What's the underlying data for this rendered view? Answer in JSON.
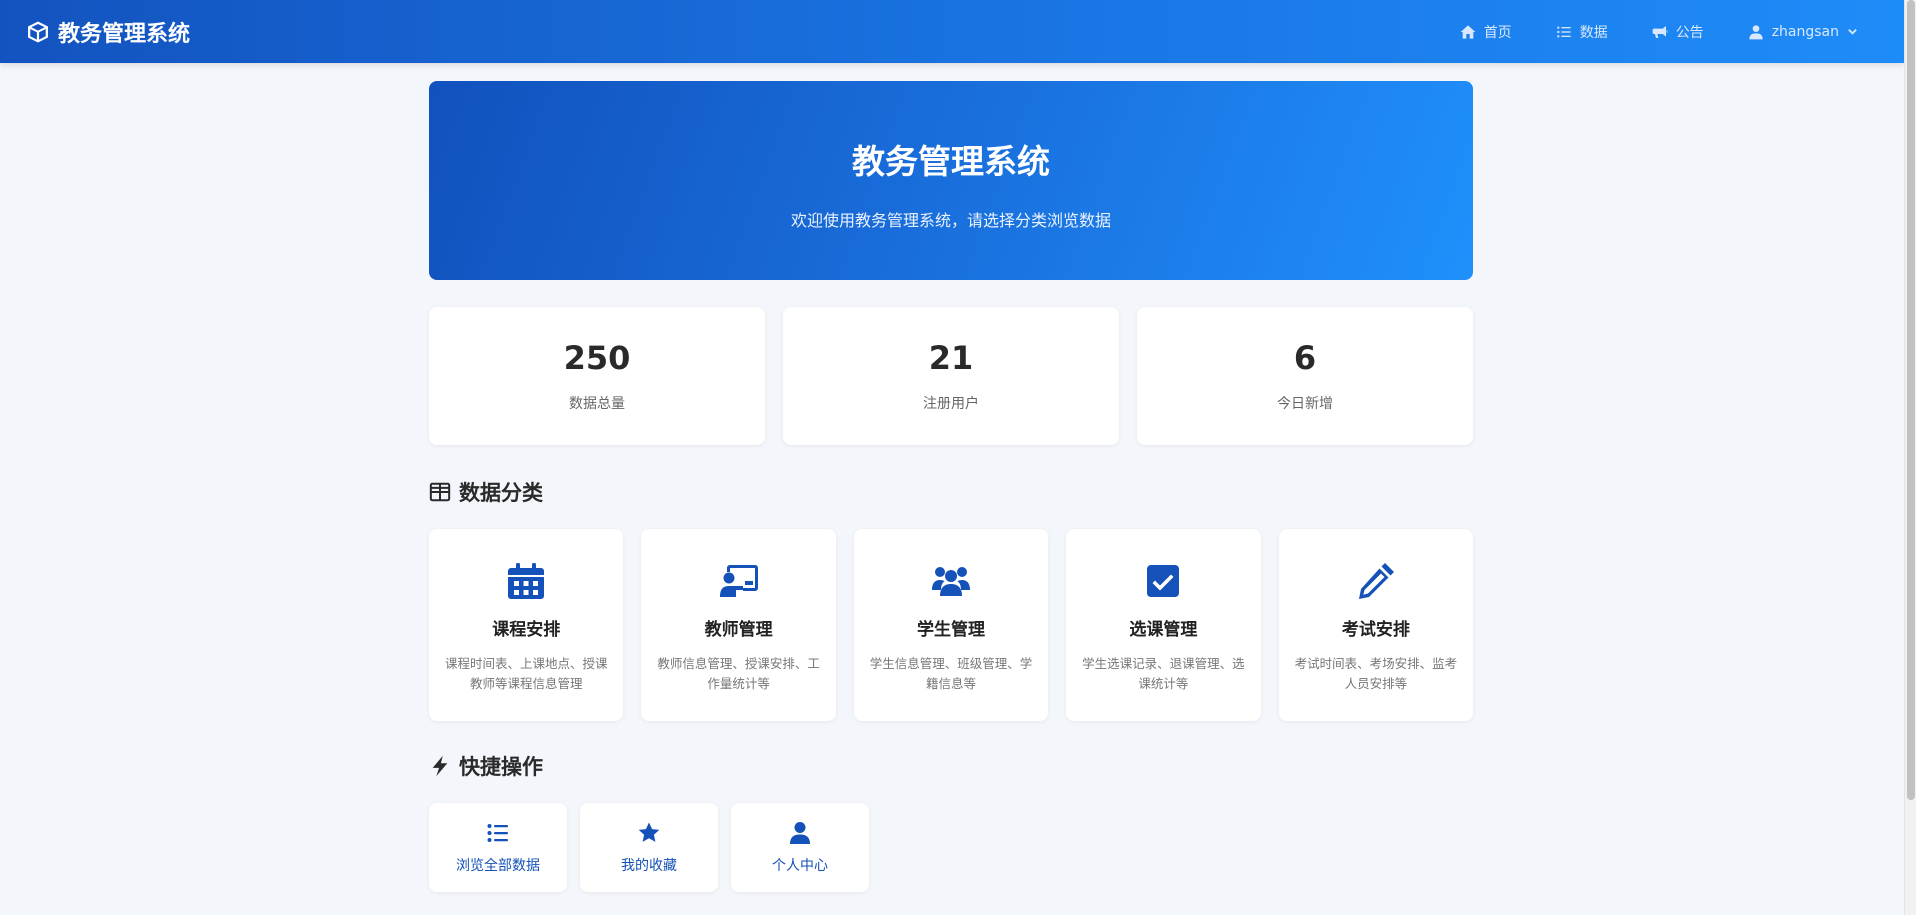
{
  "navbar": {
    "brand": "教务管理系统",
    "links": [
      {
        "label": "首页",
        "icon": "home-icon"
      },
      {
        "label": "数据",
        "icon": "list-icon"
      },
      {
        "label": "公告",
        "icon": "megaphone-icon"
      }
    ],
    "user": {
      "name": "zhangsan",
      "icon": "user-icon"
    }
  },
  "hero": {
    "title": "教务管理系统",
    "subtitle": "欢迎使用教务管理系统，请选择分类浏览数据"
  },
  "stats": [
    {
      "value": "250",
      "label": "数据总量"
    },
    {
      "value": "21",
      "label": "注册用户"
    },
    {
      "value": "6",
      "label": "今日新增"
    }
  ],
  "categories_section": {
    "title": "数据分类",
    "icon": "table-icon"
  },
  "categories": [
    {
      "title": "课程安排",
      "desc": "课程时间表、上课地点、授课教师等课程信息管理",
      "icon": "calendar-icon"
    },
    {
      "title": "教师管理",
      "desc": "教师信息管理、授课安排、工作量统计等",
      "icon": "teacher-icon"
    },
    {
      "title": "学生管理",
      "desc": "学生信息管理、班级管理、学籍信息等",
      "icon": "users-icon"
    },
    {
      "title": "选课管理",
      "desc": "学生选课记录、退课管理、选课统计等",
      "icon": "checkbox-icon"
    },
    {
      "title": "考试安排",
      "desc": "考试时间表、考场安排、监考人员安排等",
      "icon": "pencil-icon"
    }
  ],
  "quick_section": {
    "title": "快捷操作",
    "icon": "bolt-icon"
  },
  "quick_actions": [
    {
      "label": "浏览全部数据",
      "icon": "list-icon"
    },
    {
      "label": "我的收藏",
      "icon": "star-icon"
    },
    {
      "label": "个人中心",
      "icon": "user-icon"
    }
  ],
  "colors": {
    "primary": "#1451b8",
    "accent": "#1e8cf8",
    "background": "#f3f6fa"
  }
}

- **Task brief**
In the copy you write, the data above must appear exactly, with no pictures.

- **Exercise result**
What's the underlying data for this rendered view? Answer in JSON.
{
  "navbar": {
    "brand": "教务管理系统",
    "links": [
      {
        "label": "首页",
        "icon": "home-icon"
      },
      {
        "label": "数据",
        "icon": "list-icon"
      },
      {
        "label": "公告",
        "icon": "megaphone-icon"
      }
    ],
    "user": {
      "name": "zhangsan",
      "icon": "user-icon"
    }
  },
  "hero": {
    "title": "教务管理系统",
    "subtitle": "欢迎使用教务管理系统，请选择分类浏览数据"
  },
  "stats": [
    {
      "value": "250",
      "label": "数据总量"
    },
    {
      "value": "21",
      "label": "注册用户"
    },
    {
      "value": "6",
      "label": "今日新增"
    }
  ],
  "categories_section": {
    "title": "数据分类",
    "icon": "table-icon"
  },
  "categories": [
    {
      "title": "课程安排",
      "desc": "课程时间表、上课地点、授课教师等课程信息管理",
      "icon": "calendar-icon"
    },
    {
      "title": "教师管理",
      "desc": "教师信息管理、授课安排、工作量统计等",
      "icon": "teacher-icon"
    },
    {
      "title": "学生管理",
      "desc": "学生信息管理、班级管理、学籍信息等",
      "icon": "users-icon"
    },
    {
      "title": "选课管理",
      "desc": "学生选课记录、退课管理、选课统计等",
      "icon": "checkbox-icon"
    },
    {
      "title": "考试安排",
      "desc": "考试时间表、考场安排、监考人员安排等",
      "icon": "pencil-icon"
    }
  ],
  "quick_section": {
    "title": "快捷操作",
    "icon": "bolt-icon"
  },
  "quick_actions": [
    {
      "label": "浏览全部数据",
      "icon": "list-icon"
    },
    {
      "label": "我的收藏",
      "icon": "star-icon"
    },
    {
      "label": "个人中心",
      "icon": "user-icon"
    }
  ],
  "colors": {
    "primary": "#1451b8",
    "accent": "#1e8cf8",
    "background": "#f3f6fa"
  }
}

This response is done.